The mask-making project has brought the Syrian family together again with their friends from Temple Beth Elohim in Wellesley, the socially active synagogue that sponsored their 2017 resettlement. Volunteers from the temple rented and furnished the Hayanis’ new home in Framingham, greeted them at the airport in Boston when they arrived, and served for months as a surrogate extended family, providing child care, rides to job interviews, and daily help navigating American culture.
Now, partnered again on the mask-making project, some of the same suburban volunteers who guided his first steps toward assimilation are taking direction from the Syrian tailor on the finer points of sewing.
“To see these new Americans looking for ways to give back is heartwarming and joyous," said Michael Gilman, a member of the temple who is leading the mask project. "It restores hope, and lets us know that kindness remains the driving force, whatever our religion or belief system.”
Members of the temple’s social action committees have tracked down needed fabric and hard-to-find elastic for the masks, and have taken the lead in distribution. About 20 have begun sewing themselves.
On a Zoom tutorial with the temple’s crew of volunteer stitchers last month, Abdulkader Hayani answered questions about fabric layering and stitch counts. Asked how wide the ironed pleats in each mask should be, he waited patiently while his interpreter fumbled for the Arabic word for “pleats.”
When the query was clear, Hayani answered in English: “One inch and one-quarter.”
“My Arabic sewing vocabulary is maybe not as good as it should be after working with Abdulkader for three years,” joked interpreter Danny Woodward, immigrant services program manager at Jewish Family Service of Metrowest, or JFS, which has overseen the family’s resettlement.
At the end of the Zoom call, temple volunteer Barbara Shapiro thanked the tailor in Arabic. Smiling, he responded with the Hebrew word for peace: “Shalom.”
The two have known each other since the night in January 2017 when the Hayani family first arrived at Logan Airport, when Shapiro carried one of his exhausted daughters.
Altogether, eight Syrian families were resettled west of Boston three years ago by a coalition of 10 Jewish temples and the Framingham nonprofit JFS. All the transplanted Syrians found work in time, but several have recently lost their jobs in the fallout from the pandemic, leaders of the mask-making project said.

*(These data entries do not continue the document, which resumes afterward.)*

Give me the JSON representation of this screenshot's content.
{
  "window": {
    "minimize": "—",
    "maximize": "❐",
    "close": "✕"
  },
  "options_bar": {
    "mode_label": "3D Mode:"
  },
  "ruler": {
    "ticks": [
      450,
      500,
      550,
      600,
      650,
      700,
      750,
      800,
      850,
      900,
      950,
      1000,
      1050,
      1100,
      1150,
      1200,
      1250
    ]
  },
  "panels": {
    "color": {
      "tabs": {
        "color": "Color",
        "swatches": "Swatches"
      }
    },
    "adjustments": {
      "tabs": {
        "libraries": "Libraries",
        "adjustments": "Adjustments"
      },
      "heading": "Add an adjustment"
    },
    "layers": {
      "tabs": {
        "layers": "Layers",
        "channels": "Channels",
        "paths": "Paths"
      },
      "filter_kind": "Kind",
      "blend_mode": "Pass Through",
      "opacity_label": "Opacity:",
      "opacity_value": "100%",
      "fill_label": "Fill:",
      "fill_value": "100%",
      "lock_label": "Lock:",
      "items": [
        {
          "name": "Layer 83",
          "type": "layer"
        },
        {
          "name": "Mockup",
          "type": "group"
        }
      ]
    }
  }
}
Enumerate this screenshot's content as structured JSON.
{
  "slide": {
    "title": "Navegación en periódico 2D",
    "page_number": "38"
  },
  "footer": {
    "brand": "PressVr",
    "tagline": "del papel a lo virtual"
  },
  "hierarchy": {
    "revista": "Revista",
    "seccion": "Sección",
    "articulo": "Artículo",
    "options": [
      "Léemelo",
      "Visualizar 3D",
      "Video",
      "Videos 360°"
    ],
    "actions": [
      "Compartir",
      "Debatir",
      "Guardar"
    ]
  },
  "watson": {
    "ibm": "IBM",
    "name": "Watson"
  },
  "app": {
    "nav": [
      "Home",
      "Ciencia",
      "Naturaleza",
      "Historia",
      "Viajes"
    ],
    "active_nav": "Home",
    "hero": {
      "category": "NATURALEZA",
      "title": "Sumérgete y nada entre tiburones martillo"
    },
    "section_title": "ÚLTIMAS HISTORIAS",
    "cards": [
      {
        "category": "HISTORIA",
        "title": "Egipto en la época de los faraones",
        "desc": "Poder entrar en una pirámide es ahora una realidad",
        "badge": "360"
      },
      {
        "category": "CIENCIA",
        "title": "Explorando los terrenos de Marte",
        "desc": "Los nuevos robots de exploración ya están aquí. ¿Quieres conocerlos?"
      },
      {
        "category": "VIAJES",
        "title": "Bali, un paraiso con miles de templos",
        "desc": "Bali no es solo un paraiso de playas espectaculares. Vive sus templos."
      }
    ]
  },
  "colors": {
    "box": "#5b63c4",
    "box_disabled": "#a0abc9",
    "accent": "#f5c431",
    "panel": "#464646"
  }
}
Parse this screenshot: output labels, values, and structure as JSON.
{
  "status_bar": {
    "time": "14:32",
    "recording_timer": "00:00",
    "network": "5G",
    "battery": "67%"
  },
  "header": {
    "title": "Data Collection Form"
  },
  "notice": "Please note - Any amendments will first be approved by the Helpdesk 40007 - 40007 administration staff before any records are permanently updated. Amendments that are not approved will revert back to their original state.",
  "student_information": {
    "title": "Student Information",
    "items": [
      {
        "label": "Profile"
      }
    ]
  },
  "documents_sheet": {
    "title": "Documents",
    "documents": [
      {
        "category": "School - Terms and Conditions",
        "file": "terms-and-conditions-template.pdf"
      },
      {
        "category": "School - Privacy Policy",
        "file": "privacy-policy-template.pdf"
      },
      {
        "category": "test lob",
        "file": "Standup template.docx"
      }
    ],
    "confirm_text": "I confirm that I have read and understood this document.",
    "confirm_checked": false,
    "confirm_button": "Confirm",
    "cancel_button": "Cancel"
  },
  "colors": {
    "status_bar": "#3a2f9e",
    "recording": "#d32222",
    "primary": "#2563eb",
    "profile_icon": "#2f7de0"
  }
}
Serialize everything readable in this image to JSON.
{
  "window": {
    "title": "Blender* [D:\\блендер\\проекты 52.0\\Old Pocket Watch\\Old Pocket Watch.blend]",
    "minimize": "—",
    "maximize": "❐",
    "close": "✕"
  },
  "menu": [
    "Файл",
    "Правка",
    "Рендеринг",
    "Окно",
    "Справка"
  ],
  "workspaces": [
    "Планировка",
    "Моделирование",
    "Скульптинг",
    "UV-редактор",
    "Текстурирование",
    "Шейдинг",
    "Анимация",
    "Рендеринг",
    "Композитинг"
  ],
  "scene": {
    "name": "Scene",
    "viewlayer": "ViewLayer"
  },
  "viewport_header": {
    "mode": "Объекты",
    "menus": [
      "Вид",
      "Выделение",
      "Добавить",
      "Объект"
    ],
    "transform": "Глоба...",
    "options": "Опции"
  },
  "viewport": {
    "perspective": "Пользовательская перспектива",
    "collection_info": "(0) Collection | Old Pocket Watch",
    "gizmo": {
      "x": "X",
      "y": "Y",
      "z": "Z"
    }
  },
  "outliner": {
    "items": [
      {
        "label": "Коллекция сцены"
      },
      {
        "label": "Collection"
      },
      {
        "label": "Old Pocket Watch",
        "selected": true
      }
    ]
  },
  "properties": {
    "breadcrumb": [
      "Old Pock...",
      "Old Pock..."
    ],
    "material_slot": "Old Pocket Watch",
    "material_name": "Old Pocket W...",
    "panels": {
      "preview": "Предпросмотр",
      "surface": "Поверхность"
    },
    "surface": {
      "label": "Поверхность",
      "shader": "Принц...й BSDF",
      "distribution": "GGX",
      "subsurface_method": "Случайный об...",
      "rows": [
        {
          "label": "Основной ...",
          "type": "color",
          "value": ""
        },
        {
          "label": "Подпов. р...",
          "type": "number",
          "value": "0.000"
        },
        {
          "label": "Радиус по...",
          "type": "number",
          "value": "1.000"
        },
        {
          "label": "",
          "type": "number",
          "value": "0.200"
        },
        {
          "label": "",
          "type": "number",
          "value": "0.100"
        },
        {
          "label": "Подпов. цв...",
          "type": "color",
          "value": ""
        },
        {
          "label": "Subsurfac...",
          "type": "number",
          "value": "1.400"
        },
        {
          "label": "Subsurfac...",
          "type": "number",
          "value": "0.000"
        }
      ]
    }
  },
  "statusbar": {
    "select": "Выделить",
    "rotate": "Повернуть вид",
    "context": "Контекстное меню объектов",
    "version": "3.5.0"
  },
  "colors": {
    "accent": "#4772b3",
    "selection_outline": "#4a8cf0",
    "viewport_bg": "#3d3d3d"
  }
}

Donations received in exchange for masks will help support the families with financial needs. The masks are available for order online. The effort has raised $8,000 so far, said Gilman.
Abdulkader Hayani considers himself lucky. The menswear store where he does in-house tailoring has been closed, but he expects his job to be there when it reopens.
His family recently won an affordable-housing lottery for first-time home buyers, allowing them to purchase a new home in Grafton later this year. His children are thriving, playing soccer and speaking English. (“The problem now is teaching them Arabic,” he said.) The tailor said he feels comfortable in ways he could not have imagined three years ago: “I know more people, I talk to people more, and I begin to understand Americans, how they live and think.”
He said he sprang into action making masks after he saw a New York doctor on TV describing how he had to wear the same mask for three days. He made a short instructional video with his son, and when temple members saw it, they asked to partner with him.
The first batch of masks he made went to outfit home health care workers for Jewish Family Service — the same organization that helped bring his own family to safety.
He said he is grateful that he could, in some small way, return their kindness. His freedom to help — unremarkable to most — feels to the newcomer like a revelation.
“If you wanted to help someone in Syria,” he said, “you would probably die.”
He said he thinks Americans may understand a little better now the hard experience of refugees like him.
“They know what it feels like to have something heavy hanging overhead,” he said.
Jenna Russell can be reached at email@example.com. Follow her on Twitter @jrussglobe.